PROBLEM REQUIREMENTS. Give the entries again exactly, every one of them.

Records excerpted from a collection
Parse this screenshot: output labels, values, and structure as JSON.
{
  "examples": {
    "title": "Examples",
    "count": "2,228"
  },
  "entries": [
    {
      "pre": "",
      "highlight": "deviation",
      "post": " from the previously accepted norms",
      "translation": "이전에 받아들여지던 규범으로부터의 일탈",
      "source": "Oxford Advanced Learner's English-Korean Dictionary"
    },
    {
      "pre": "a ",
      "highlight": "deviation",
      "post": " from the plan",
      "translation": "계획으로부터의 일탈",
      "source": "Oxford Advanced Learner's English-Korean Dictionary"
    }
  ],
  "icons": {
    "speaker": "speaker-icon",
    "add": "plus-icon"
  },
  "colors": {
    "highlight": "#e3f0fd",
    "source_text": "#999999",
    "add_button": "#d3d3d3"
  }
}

TASK RESPONSE.
Parse this screenshot: output labels, values, and structure as JSON.
{
  "examples": {
    "title": "Examples",
    "count": "2,228"
  },
  "entries": [
    {
      "pre": "",
      "highlight": "deviation",
      "post": " from the previously accepted norms",
      "translation": "이전에 받아들여지던 규범으로부터의 일탈",
      "source": "Oxford Advanced Learner's English-Korean Dictionary"
    },
    {
      "pre": "a ",
      "highlight": "deviation",
      "post": " from the plan",
      "translation": "계획으로부터의 일탈",
      "source": "Oxford Advanced Learner's English-Korean Dictionary"
    }
  ],
  "icons": {
    "speaker": "speaker-icon",
    "add": "plus-icon"
  },
  "colors": {
    "highlight": "#e3f0fd",
    "source_text": "#999999",
    "add_button": "#d3d3d3"
  }
}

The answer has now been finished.